Victor Sharpe's interesting discussion of Gaza's history omits any discussion of the impact of its brutal jihad conquest for the native vanquished Jewish (and Samaritan) and Christian populations, or the chronic, oppressive imposition of dhimmitude in all of historical Palestine, including Gaza, during more than 13 centuries of Muslim occupation.
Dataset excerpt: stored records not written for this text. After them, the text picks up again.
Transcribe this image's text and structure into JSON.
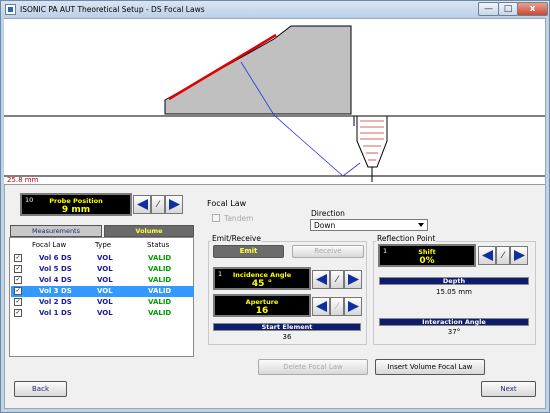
{
  "window": {
    "title": "ISONIC PA AUT Theoretical Setup - DS Focal Laws",
    "minimize": "—",
    "maximize": "□",
    "close": "x"
  },
  "canvas": {
    "distance_label": "25.8 mm"
  },
  "probe_position": {
    "index": "10",
    "label": "Probe Position",
    "value": "9 mm"
  },
  "tabs": [
    {
      "label": "Measurements"
    },
    {
      "label": "Volume"
    }
  ],
  "table": {
    "headers": [
      "Focal Law",
      "Type",
      "Status"
    ],
    "rows": [
      {
        "checked": "✓",
        "focal_law": "Vol 6 DS",
        "type": "VOL",
        "status": "VALID"
      },
      {
        "checked": "✓",
        "focal_law": "Vol 5 DS",
        "type": "VOL",
        "status": "VALID"
      },
      {
        "checked": "✓",
        "focal_law": "Vol 4 DS",
        "type": "VOL",
        "status": "VALID"
      },
      {
        "checked": "✓",
        "focal_law": "Vol 3 DS",
        "type": "VOL",
        "status": "VALID"
      },
      {
        "checked": "✓",
        "focal_law": "Vol 2 DS",
        "type": "VOL",
        "status": "VALID"
      },
      {
        "checked": "✓",
        "focal_law": "Vol 1 DS",
        "type": "VOL",
        "status": "VALID"
      }
    ],
    "selected_row": 3
  },
  "focal_law": {
    "heading": "Focal Law",
    "tandem_label": "Tandem",
    "direction_label": "Direction",
    "direction_value": "Down"
  },
  "emit_receive": {
    "heading": "Emit/Receive",
    "emit_label": "Emit",
    "receive_label": "Receive",
    "incidence_index": "1",
    "incidence_label": "Incidence Angle",
    "incidence_value": "45 °",
    "aperture_label": "Aperture",
    "aperture_value": "16",
    "start_element_label": "Start Element",
    "start_element_value": "36"
  },
  "reflection_point": {
    "heading": "Reflection Point",
    "shift_index": "1",
    "shift_label": "Shift",
    "shift_value": "0%",
    "depth_label": "Depth",
    "depth_value": "15.05 mm",
    "interaction_label": "Interaction Angle",
    "interaction_value": "37°"
  },
  "buttons": {
    "delete_focal_law": "Delete Focal Law",
    "insert_volume_focal_law": "Insert Volume Focal Law",
    "back": "Back",
    "next": "Next"
  },
  "colors": {
    "accent_blue": "#0e2f9e",
    "valid_green": "#00a000",
    "selection": "#3399ff",
    "wedge_highlight": "#e00000"
  }
}
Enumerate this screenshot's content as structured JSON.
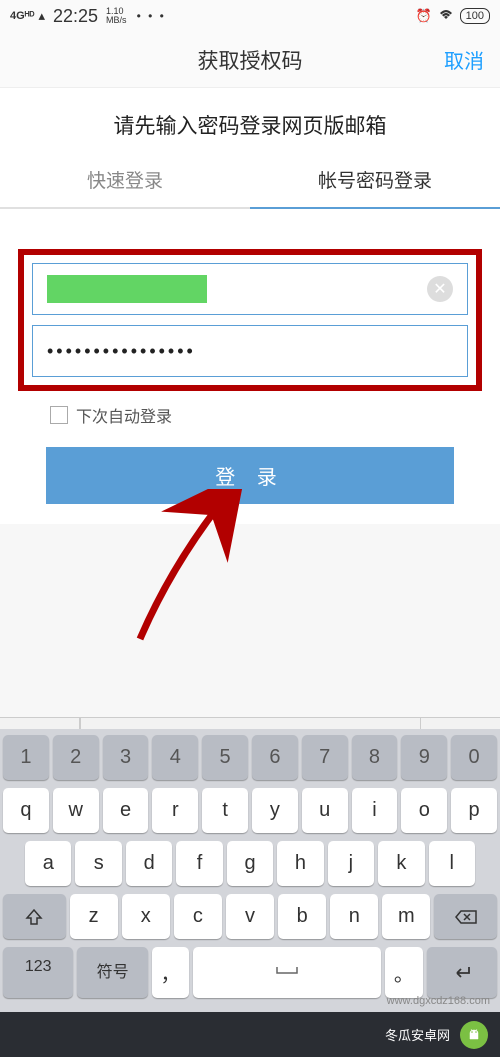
{
  "status": {
    "network": "4Gᴴᴰ",
    "time": "22:25",
    "speed_top": "1.10",
    "speed_bottom": "MB/s",
    "dots": "• • •",
    "battery": "100"
  },
  "nav": {
    "title": "获取授权码",
    "cancel": "取消"
  },
  "instruction": "请先输入密码登录网页版邮箱",
  "tabs": {
    "quick": "快速登录",
    "password": "帐号密码登录"
  },
  "form": {
    "password_mask": "••••••••••••••••",
    "auto_login": "下次自动登录",
    "login_button": "登 录"
  },
  "keyboard": {
    "numbers": [
      "1",
      "2",
      "3",
      "4",
      "5",
      "6",
      "7",
      "8",
      "9",
      "0"
    ],
    "row1": [
      "q",
      "w",
      "e",
      "r",
      "t",
      "y",
      "u",
      "i",
      "o",
      "p"
    ],
    "row2": [
      "a",
      "s",
      "d",
      "f",
      "g",
      "h",
      "j",
      "k",
      "l"
    ],
    "row3": [
      "z",
      "x",
      "c",
      "v",
      "b",
      "n",
      "m"
    ],
    "key_123": "123",
    "key_symbol": "符号",
    "key_comma": "，",
    "key_period": "。"
  },
  "watermark": {
    "text": "冬瓜安卓网",
    "url": "www.dgxcdz168.com"
  }
}
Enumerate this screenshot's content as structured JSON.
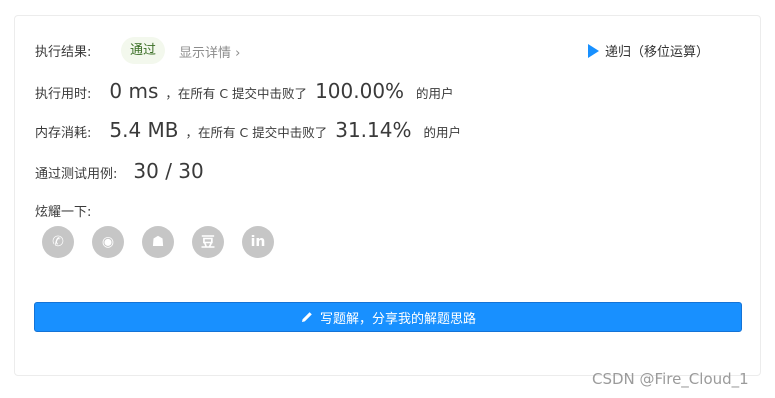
{
  "result": {
    "label": "执行结果:",
    "status": "通过",
    "detail_link": "显示详情 ›",
    "recursion_link": "递归（移位运算）"
  },
  "runtime": {
    "label": "执行用时:",
    "value": "0 ms",
    "beat_text": "，在所有 C 提交中击败了",
    "percent": "100.00%",
    "suffix": "的用户"
  },
  "memory": {
    "label": "内存消耗:",
    "value": "5.4 MB",
    "beat_text": "，在所有 C 提交中击败了",
    "percent": "31.14%",
    "suffix": "的用户"
  },
  "tests": {
    "label": "通过测试用例:",
    "value": "30 / 30"
  },
  "share": {
    "label": "炫耀一下:",
    "icons": [
      {
        "name": "wechat-icon",
        "glyph": "✆"
      },
      {
        "name": "weibo-icon",
        "glyph": "◉"
      },
      {
        "name": "qq-icon",
        "glyph": "☗"
      },
      {
        "name": "douban-icon",
        "glyph": "豆"
      },
      {
        "name": "linkedin-icon",
        "glyph": "in"
      }
    ]
  },
  "write_button": {
    "label": "写题解，分享我的解题思路",
    "icon": "pencil-icon"
  },
  "watermark": "CSDN @Fire_Cloud_1",
  "colors": {
    "accent": "#1890ff",
    "success_bg": "#f3f8ed",
    "icon_gray": "#c6c6c6"
  }
}
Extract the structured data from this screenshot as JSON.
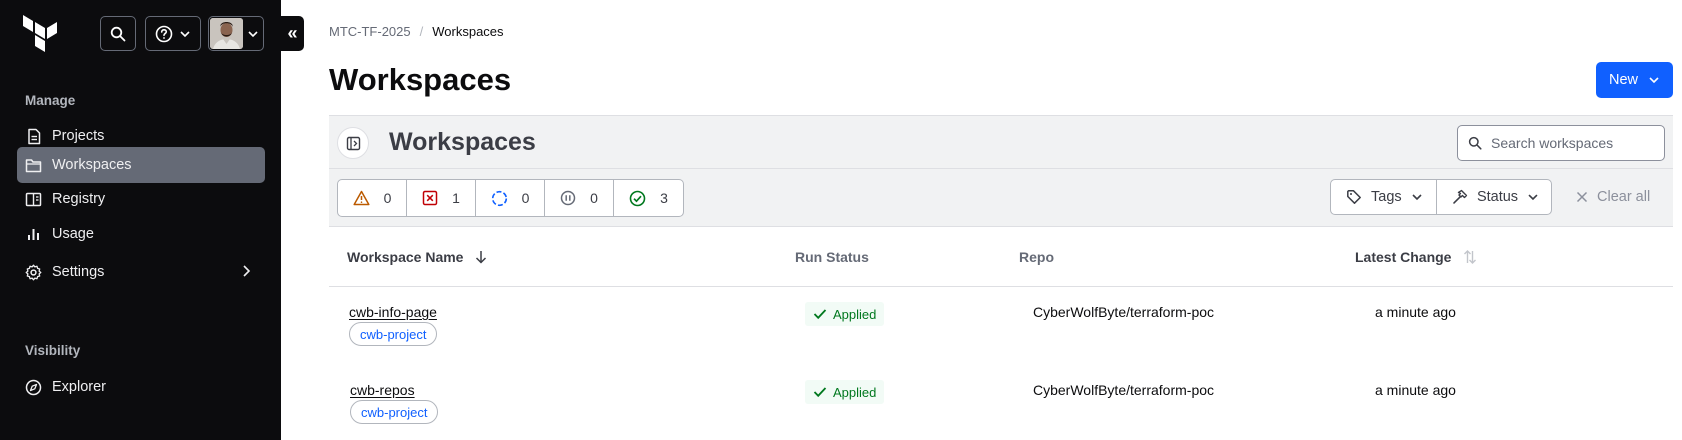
{
  "app": {
    "logo_icon": "terraform-logo-icon",
    "collapse_label": "«"
  },
  "sidebar": {
    "sections": [
      {
        "title": "Manage",
        "items": [
          {
            "label": "Projects",
            "icon": "file-text-icon"
          },
          {
            "label": "Workspaces",
            "icon": "folder-icon",
            "active": true
          },
          {
            "label": "Registry",
            "icon": "registry-icon"
          },
          {
            "label": "Usage",
            "icon": "bar-chart-icon"
          },
          {
            "label": "Settings",
            "icon": "gear-icon",
            "has_submenu": true
          }
        ]
      },
      {
        "title": "Visibility",
        "items": [
          {
            "label": "Explorer",
            "icon": "compass-icon"
          }
        ]
      }
    ]
  },
  "breadcrumb": {
    "organization": "MTC-TF-2025",
    "separator": "/",
    "current": "Workspaces"
  },
  "page": {
    "title": "Workspaces",
    "new_button": "New"
  },
  "panel": {
    "title": "Workspaces",
    "search_placeholder": "Search workspaces"
  },
  "status_filters": [
    {
      "icon": "warning-icon",
      "count": "0",
      "color": "#bb5a00"
    },
    {
      "icon": "error-icon",
      "count": "1",
      "color": "#c00005"
    },
    {
      "icon": "running-icon",
      "count": "0",
      "color": "#1060ff"
    },
    {
      "icon": "pause-icon",
      "count": "0",
      "color": "#656a76"
    },
    {
      "icon": "check-circle-icon",
      "count": "3",
      "color": "#00781e"
    }
  ],
  "filters": {
    "tags_label": "Tags",
    "status_label": "Status",
    "clear_label": "Clear all"
  },
  "table": {
    "columns": [
      "Workspace Name",
      "Run Status",
      "Repo",
      "Latest Change"
    ],
    "rows": [
      {
        "name": "cwb-info-page",
        "project": "cwb-project",
        "run_status": "Applied",
        "repo": "CyberWolfByte/terraform-poc",
        "latest_change": "a minute ago"
      },
      {
        "name": "cwb-repos",
        "project": "cwb-project",
        "run_status": "Applied",
        "repo": "CyberWolfByte/terraform-poc",
        "latest_change": "a minute ago"
      }
    ]
  },
  "colors": {
    "sidebar_bg": "#0c0c0e",
    "active_item_bg": "#656a76",
    "primary_blue": "#1060ff",
    "success_green": "#00781e"
  }
}
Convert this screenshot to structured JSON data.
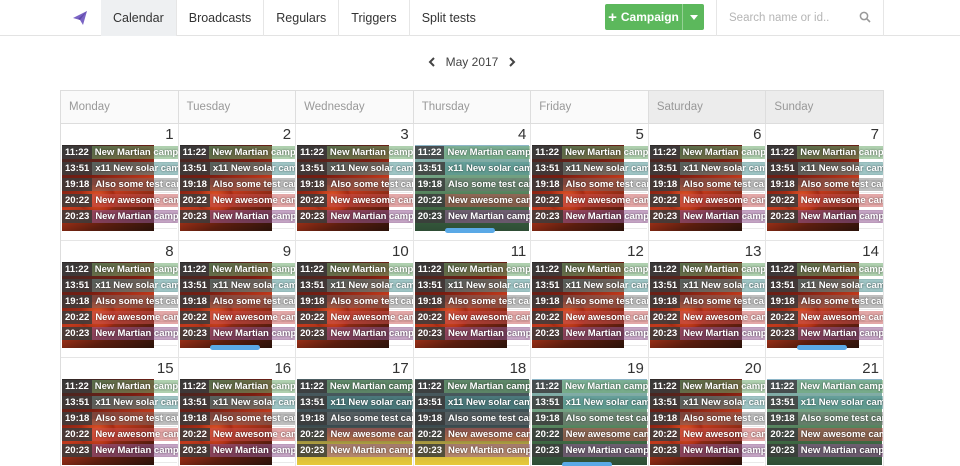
{
  "nav": {
    "tabs": [
      {
        "label": "Calendar",
        "active": true
      },
      {
        "label": "Broadcasts",
        "active": false
      },
      {
        "label": "Regulars",
        "active": false
      },
      {
        "label": "Triggers",
        "active": false
      },
      {
        "label": "Split tests",
        "active": false
      }
    ],
    "campaign_button": "Campaign",
    "search_placeholder": "Search name or id.."
  },
  "calendar": {
    "month_label": "May 2017",
    "weekdays": [
      "Monday",
      "Tuesday",
      "Wednesday",
      "Thursday",
      "Friday",
      "Saturday",
      "Sunday"
    ],
    "events": [
      {
        "time": "11:22",
        "title": "New Martian campaign",
        "color": "green"
      },
      {
        "time": "13:51",
        "title": "x11 New solar campaign",
        "color": "teal"
      },
      {
        "time": "19:18",
        "title": "Also some test campaign",
        "color": "gray"
      },
      {
        "time": "20:22",
        "title": "New awesome campaign",
        "color": "red"
      },
      {
        "time": "20:23",
        "title": "New Martian campaign",
        "color": "purple"
      }
    ],
    "weeks": [
      [
        1,
        2,
        3,
        4,
        5,
        6,
        7
      ],
      [
        8,
        9,
        10,
        11,
        12,
        13,
        14
      ],
      [
        15,
        16,
        17,
        18,
        19,
        20,
        21
      ]
    ]
  },
  "colors": {
    "accent_green": "#5cb85c",
    "active_tab_bg": "#eef0f2"
  }
}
For additional analysis about the historical plight of the subjugated dhimmis, see this essay at The American Thinker, both parts 1 and 2. Below are some relevant details about the initial Muslim conquest and colonization.

Moshe Gil's monumental study of Muslim subjugation and rule of historical Palestine (from 634-1099 CE) elaborates on the initial wave of jihad conquests (during the fourth and fifth decades of the seventh century, CE), and details the lasting destruction they wrought (cited in my The Legacy of Islamic Antisemitism, pp. 79-80 )


...at the time of the conquest, Palestine was inhabited by Jews and Christians....The Arab tribes were to be found in the border areas, in keeping with arrangements made with the Byzantine rulers....one can assume that the local population suffered immensely during the course of the war [i.e., jihad conquests] and it is very likely that many villages were destroyed and uprooted in the frontier regions, and that the lot of these local populations was very bitter indeed.  It appears that the period of the conquest was also that of the destruction of the synagogues and churches of the Byzantine era,  remnants of which have been unearthed in our own time and are still being discovered.  The assumption is based both on what is said in a few Christian sources...and on Muslim sources describing ‘Umar's [Umar b. al-Khattab] visits to al-Sham.  There is no doubt that one of the main purposes of these visits was to establish order and put an end to the devastation and slaughter of the local population...Towns in the western strip and the central strip (the region of the red sand hills and the swamps) in the Sharon, decreased from fifty-eight to seventeen !  It is estimated that the erosion of the soil from the western slopes of the Judaean mountains reached - as a result of the agricultural uprooting during the Muslim period - the gigantic extent of 2,000 to 4,000 cubic meters....We find direct evidence of the destruction of agriculture and the desertion of the villages in the fact that the papyri of Nessana are completely discontinued after the year 700.  One can assume that at the time the inhabitants abandoned the place, evidently because of the inter-tribal warfare among the Arabs which completely undermined the internal security of the area.

Moreover, with regard to the conquest of Gaza, specifically, the Muslim chronicler Baladhuri maintained (The Legacy of Islamic Antisemitism, p.79)  that 30,000 Samaritans and 20,000 Jews lived in Caesarea alone just prior to the Arab Muslim conquest; afterward, all evidence of them disappears.